→ Problem
Skip the pictures. Give all the data again exactly.

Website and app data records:
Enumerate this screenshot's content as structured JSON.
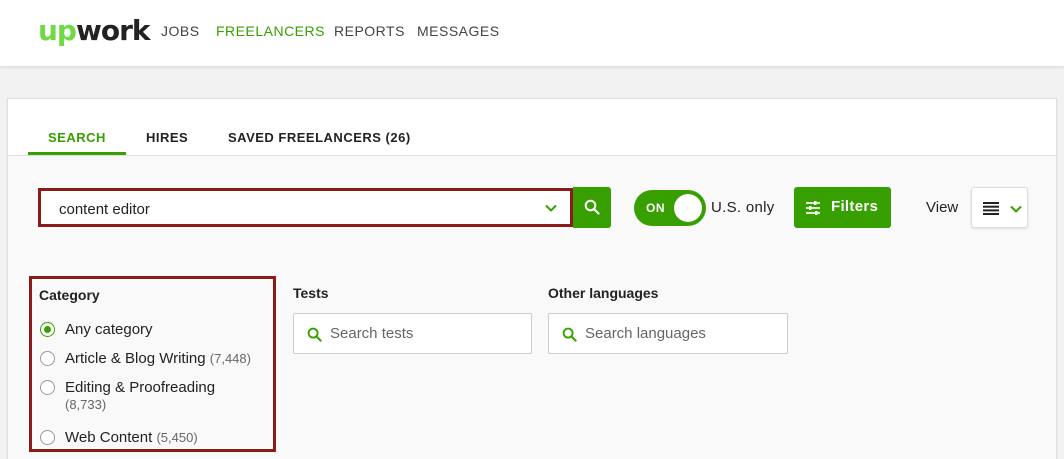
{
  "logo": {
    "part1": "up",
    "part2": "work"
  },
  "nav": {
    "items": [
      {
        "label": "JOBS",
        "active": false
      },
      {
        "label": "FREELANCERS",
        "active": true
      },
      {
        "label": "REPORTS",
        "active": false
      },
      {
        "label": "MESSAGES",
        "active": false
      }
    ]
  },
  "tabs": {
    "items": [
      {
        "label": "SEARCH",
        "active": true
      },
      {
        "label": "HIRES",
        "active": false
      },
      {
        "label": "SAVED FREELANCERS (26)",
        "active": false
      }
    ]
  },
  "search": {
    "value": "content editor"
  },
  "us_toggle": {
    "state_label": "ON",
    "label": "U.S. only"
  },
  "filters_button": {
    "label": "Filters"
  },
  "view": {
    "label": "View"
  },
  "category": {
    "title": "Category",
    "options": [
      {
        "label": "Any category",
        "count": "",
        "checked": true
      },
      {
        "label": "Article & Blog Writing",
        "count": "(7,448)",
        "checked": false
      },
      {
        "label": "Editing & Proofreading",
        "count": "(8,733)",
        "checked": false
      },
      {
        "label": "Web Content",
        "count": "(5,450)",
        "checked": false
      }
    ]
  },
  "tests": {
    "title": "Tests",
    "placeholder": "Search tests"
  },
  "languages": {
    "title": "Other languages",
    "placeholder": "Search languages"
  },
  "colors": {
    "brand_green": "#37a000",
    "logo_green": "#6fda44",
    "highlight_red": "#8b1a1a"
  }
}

→ Solution to this task
Enumerate this screenshot's content as structured JSON.
{
  "logo": {
    "part1": "up",
    "part2": "work"
  },
  "nav": {
    "items": [
      {
        "label": "JOBS",
        "active": false
      },
      {
        "label": "FREELANCERS",
        "active": true
      },
      {
        "label": "REPORTS",
        "active": false
      },
      {
        "label": "MESSAGES",
        "active": false
      }
    ]
  },
  "tabs": {
    "items": [
      {
        "label": "SEARCH",
        "active": true
      },
      {
        "label": "HIRES",
        "active": false
      },
      {
        "label": "SAVED FREELANCERS (26)",
        "active": false
      }
    ]
  },
  "search": {
    "value": "content editor"
  },
  "us_toggle": {
    "state_label": "ON",
    "label": "U.S. only"
  },
  "filters_button": {
    "label": "Filters"
  },
  "view": {
    "label": "View"
  },
  "category": {
    "title": "Category",
    "options": [
      {
        "label": "Any category",
        "count": "",
        "checked": true
      },
      {
        "label": "Article & Blog Writing",
        "count": "(7,448)",
        "checked": false
      },
      {
        "label": "Editing & Proofreading",
        "count": "(8,733)",
        "checked": false
      },
      {
        "label": "Web Content",
        "count": "(5,450)",
        "checked": false
      }
    ]
  },
  "tests": {
    "title": "Tests",
    "placeholder": "Search tests"
  },
  "languages": {
    "title": "Other languages",
    "placeholder": "Search languages"
  },
  "colors": {
    "brand_green": "#37a000",
    "logo_green": "#6fda44",
    "highlight_red": "#8b1a1a"
  }
}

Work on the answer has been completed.